Assigned task:
No images, please. Copy each entry below exactly as it reads.
--- Input data Enclosed Below ---
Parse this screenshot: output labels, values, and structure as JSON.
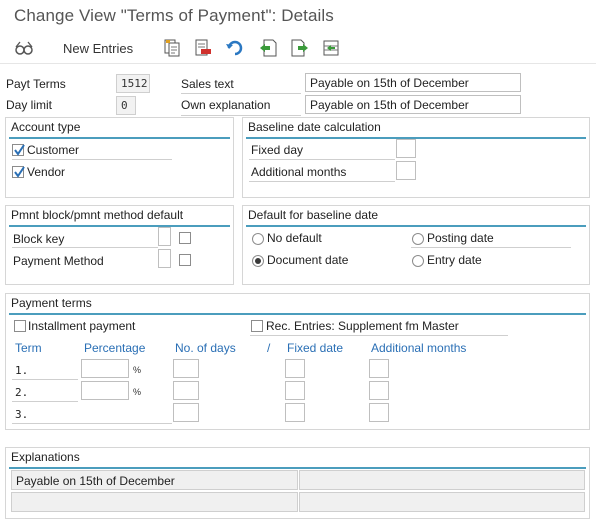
{
  "title": "Change View \"Terms of Payment\": Details",
  "toolbar": {
    "new_entries_label": "New Entries",
    "icons": [
      "glasses-icon",
      "copy-icon",
      "delete-icon",
      "undo-icon",
      "previous-entry-icon",
      "next-entry-icon",
      "select-all-icon"
    ]
  },
  "header": {
    "payt_terms_label": "Payt Terms",
    "payt_terms_value": "1512",
    "day_limit_label": "Day limit",
    "day_limit_value": "0",
    "sales_text_label": "Sales text",
    "sales_text_value": "Payable on 15th of December",
    "own_explanation_label": "Own explanation",
    "own_explanation_value": "Payable on 15th of December"
  },
  "account_type": {
    "title": "Account type",
    "customer_label": "Customer",
    "customer_checked": true,
    "vendor_label": "Vendor",
    "vendor_checked": true
  },
  "baseline_calc": {
    "title": "Baseline date calculation",
    "fixed_day_label": "Fixed day",
    "fixed_day_value": "",
    "additional_months_label": "Additional months",
    "additional_months_value": ""
  },
  "pmnt_block": {
    "title": "Pmnt block/pmnt method default",
    "block_key_label": "Block key",
    "payment_method_label": "Payment Method"
  },
  "default_baseline": {
    "title": "Default for baseline date",
    "no_default_label": "No default",
    "posting_date_label": "Posting date",
    "document_date_label": "Document date",
    "entry_date_label": "Entry date",
    "selected": "document_date"
  },
  "payment_terms": {
    "title": "Payment terms",
    "installment_label": "Installment payment",
    "installment_checked": false,
    "rec_entries_label": "Rec. Entries: Supplement fm Master",
    "rec_entries_checked": false,
    "col_term": "Term",
    "col_percentage": "Percentage",
    "col_no_of_days": "No. of days",
    "col_slash": "/",
    "col_fixed_date": "Fixed date",
    "col_additional_months": "Additional months",
    "rows": [
      {
        "term": "1.",
        "pct_symbol": "%"
      },
      {
        "term": "2.",
        "pct_symbol": "%"
      },
      {
        "term": "3.",
        "pct_symbol": ""
      }
    ]
  },
  "explanations": {
    "title": "Explanations",
    "lines": [
      "Payable on 15th of December",
      "",
      "",
      ""
    ]
  }
}
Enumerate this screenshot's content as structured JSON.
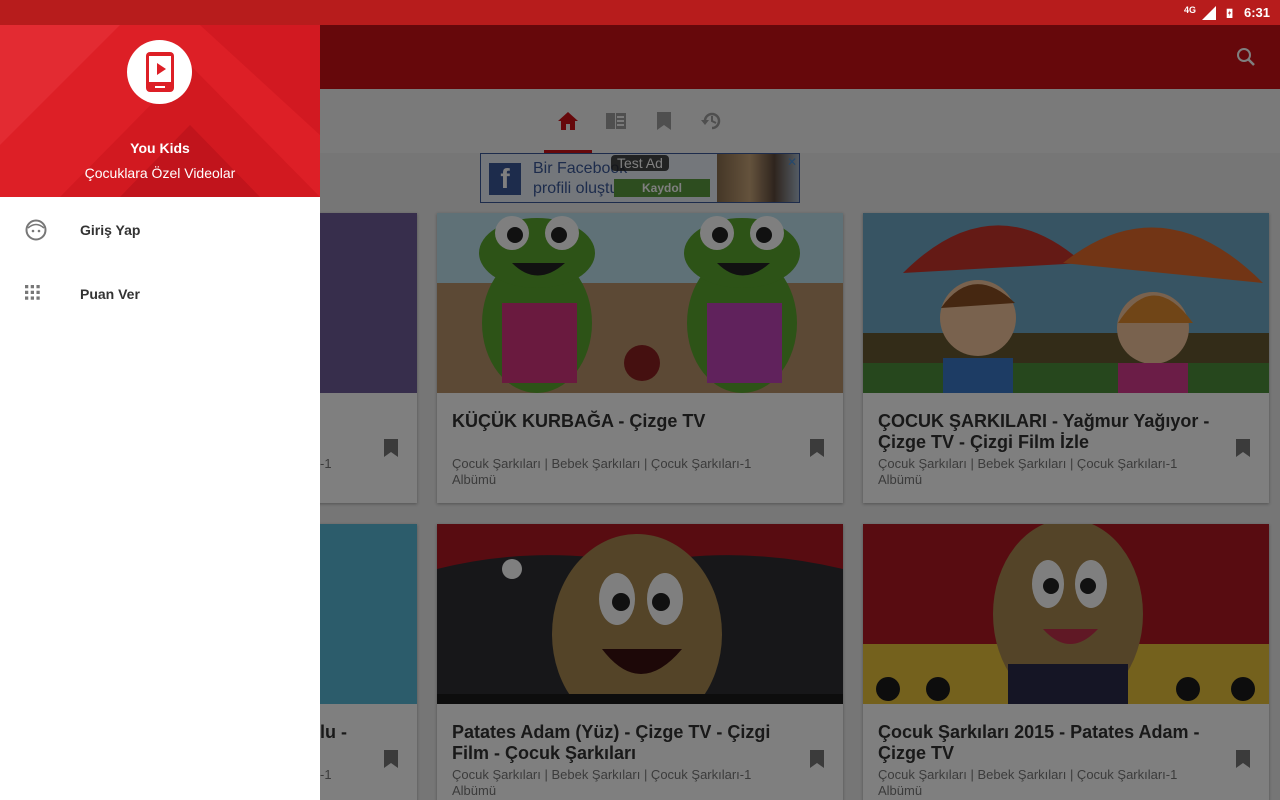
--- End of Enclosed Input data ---
Answer for the task:
Parse this screenshot: output labels, values, and structure as JSON.
{
  "title": "Change View \"Terms of Payment\": Details",
  "toolbar": {
    "new_entries_label": "New Entries",
    "icons": [
      "glasses-icon",
      "copy-icon",
      "delete-icon",
      "undo-icon",
      "previous-entry-icon",
      "next-entry-icon",
      "select-all-icon"
    ]
  },
  "header": {
    "payt_terms_label": "Payt Terms",
    "payt_terms_value": "1512",
    "day_limit_label": "Day limit",
    "day_limit_value": "0",
    "sales_text_label": "Sales text",
    "sales_text_value": "Payable on 15th of December",
    "own_explanation_label": "Own explanation",
    "own_explanation_value": "Payable on 15th of December"
  },
  "account_type": {
    "title": "Account type",
    "customer_label": "Customer",
    "customer_checked": true,
    "vendor_label": "Vendor",
    "vendor_checked": true
  },
  "baseline_calc": {
    "title": "Baseline date calculation",
    "fixed_day_label": "Fixed day",
    "fixed_day_value": "",
    "additional_months_label": "Additional months",
    "additional_months_value": ""
  },
  "pmnt_block": {
    "title": "Pmnt block/pmnt method default",
    "block_key_label": "Block key",
    "payment_method_label": "Payment Method"
  },
  "default_baseline": {
    "title": "Default for baseline date",
    "no_default_label": "No default",
    "posting_date_label": "Posting date",
    "document_date_label": "Document date",
    "entry_date_label": "Entry date",
    "selected": "document_date"
  },
  "payment_terms": {
    "title": "Payment terms",
    "installment_label": "Installment payment",
    "installment_checked": false,
    "rec_entries_label": "Rec. Entries: Supplement fm Master",
    "rec_entries_checked": false,
    "col_term": "Term",
    "col_percentage": "Percentage",
    "col_no_of_days": "No. of days",
    "col_slash": "/",
    "col_fixed_date": "Fixed date",
    "col_additional_months": "Additional months",
    "rows": [
      {
        "term": "1.",
        "pct_symbol": "%"
      },
      {
        "term": "2.",
        "pct_symbol": "%"
      },
      {
        "term": "3.",
        "pct_symbol": ""
      }
    ]
  },
  "explanations": {
    "title": "Explanations",
    "lines": [
      "Payable on 15th of December",
      "",
      "",
      ""
    ]
  }
}
Enumerate this screenshot's content as structured JSON.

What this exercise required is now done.